Crack: In the age of the internet, people are not only dislocated on a social level but also in terms of being a bit ironic and self-aware. Do you think crowds are quite difficult to get going sometimes because of that?
JB: If I go back to the beginning of Savages and the London scene at the time, I think the only band that would get me excited was Bo Ningen because they were actually throwing guitars at the roof. There were no bands out there that I felt were actually taking the stage seriously enough. They looked like they were going on stage to be seen by agents and management, to be signed. So my first idea was to go on stage and stare people in the eyes and get something out of it, otherwise I don’t want to do this.
I think it’s changed though, because that was six or seven years ago. I can’t remember, but it was part of indie rock: the cemetery of rock music. Everything died. We knew it was a dead end. I worked really hard at getting moshpits going. Johnny Hostile was on the side of stage and he was part of this whole hardcore culture. He took me to a Converge gig when we met. I’d never been in a moshpit and I had a panic attack. I ended up working really hard on trying to get people to be involved. When the word started to get around and we toured America, suddenly there were mosh pits at every show from the first song. That was a victory to me. I thought, ‘Whatever this is, it’s better than nothing. It’s better than the emptiness.’
JT: That period in between when you guys came around and maybe the Strokes’ third album, there were just loads of really good looking London bands that didn’t give a shit. They were bored on stage. Fucking coathangers everywhere.
JB: I agree.
JT: They didn’t fucking feel anything. We’re in a world of austerity, and people going to their fucking jobs getting paid fuck all. Give ’em something more. The new school of hard-working bands [started making music] that meant something to themselves, not necessarily outwardly.

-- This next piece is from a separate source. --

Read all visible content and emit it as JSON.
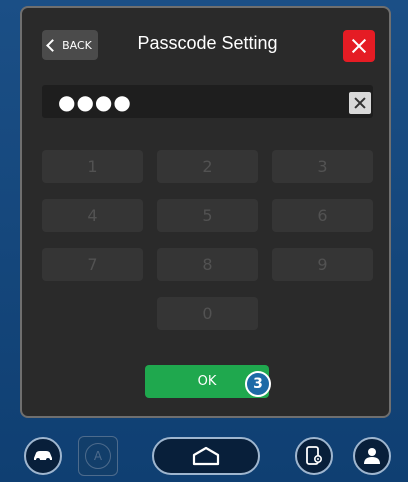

People started caring again and you can’t hide that. It wasn’t cool and it was harder to write about, but now everyone’s paying attention.
Photography: Jack Johnstone
Grooming: Paige Whiting